- What are the potential downsides of otolaryngology that students should be aware of?
The residency is a surgical residency and that comes with the long hours, pimping, and no service cap. ENT does not have strong history of research and there are many aspects of treatment which are based on expert opinion as the best evidence. If you want evidence like cardiology has- it just isn't there yet. You will encounter snot, ear wax, tracheostomy secretions, pus from neck infections. If this is unacceptable- stay away.
- What else would you tell medical students who are considering otolaryngology?
Many ENT's enjoy all of the gizmos. Our academic meetings feature many companies coming up with gadgets, scopes and tools for work in the ear/nose/throat. Robotic surgeries are becoming common in ENT practice. Minimally invasive surgery is progressing rapidly. Some of the first applications of 3D printing in medicine have occurred in ENT. If you love innovation, look into this specialty. We have been curing deafness with cochlear implants for decades. There are many more examples.
There is a big variety within the field and you can perform simple procedures like ear tubes or tonsillectomies- all the way to reconstructing a baby's trachea or removing the voicebox for cancer treatment.

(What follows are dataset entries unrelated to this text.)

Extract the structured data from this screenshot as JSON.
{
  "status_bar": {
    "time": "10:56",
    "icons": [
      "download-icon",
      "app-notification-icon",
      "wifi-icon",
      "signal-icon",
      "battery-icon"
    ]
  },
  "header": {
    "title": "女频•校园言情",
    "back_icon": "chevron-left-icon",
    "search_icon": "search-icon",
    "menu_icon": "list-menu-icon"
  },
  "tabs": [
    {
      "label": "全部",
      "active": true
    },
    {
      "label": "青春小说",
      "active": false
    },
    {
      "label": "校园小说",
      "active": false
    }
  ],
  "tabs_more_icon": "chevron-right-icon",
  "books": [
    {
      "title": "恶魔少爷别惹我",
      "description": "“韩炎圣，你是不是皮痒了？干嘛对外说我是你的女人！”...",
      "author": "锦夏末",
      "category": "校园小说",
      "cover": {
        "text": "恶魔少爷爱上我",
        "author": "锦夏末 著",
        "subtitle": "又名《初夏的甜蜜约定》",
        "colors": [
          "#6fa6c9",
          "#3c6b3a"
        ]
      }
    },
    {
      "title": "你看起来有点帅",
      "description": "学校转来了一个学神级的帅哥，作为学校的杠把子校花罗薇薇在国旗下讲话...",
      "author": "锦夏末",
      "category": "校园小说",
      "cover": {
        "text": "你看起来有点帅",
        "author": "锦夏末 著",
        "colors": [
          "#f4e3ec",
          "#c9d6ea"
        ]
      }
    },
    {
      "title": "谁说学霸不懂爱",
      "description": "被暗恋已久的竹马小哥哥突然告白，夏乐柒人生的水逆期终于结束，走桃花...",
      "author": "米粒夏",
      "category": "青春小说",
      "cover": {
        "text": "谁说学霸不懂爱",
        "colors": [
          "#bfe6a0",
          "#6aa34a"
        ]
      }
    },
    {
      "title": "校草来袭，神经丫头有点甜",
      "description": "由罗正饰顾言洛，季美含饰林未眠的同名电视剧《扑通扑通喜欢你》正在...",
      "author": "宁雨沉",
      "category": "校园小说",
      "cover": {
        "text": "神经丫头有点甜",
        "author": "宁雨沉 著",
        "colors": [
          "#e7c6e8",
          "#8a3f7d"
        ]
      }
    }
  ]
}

We frequently work alongside other specialities; neurosurgery has overlaps, endocrine surgery with the thyroid and parathyroid glands, oral surgery, ophthalmology, plastic surgery, pediatric surgery, cardiothoracic surgery etc.
Another strength of the specialty, in my opinion, is that there is no direct medical counterpart (for example neurosurgery and neurology). Which means that we treat head and neck diseases and we decide when to treat medically and when to treat surgically.
Editor's Note: For more help choosing a specialty in medicine, I highly recommend one or both of these two great books. I found both very useful.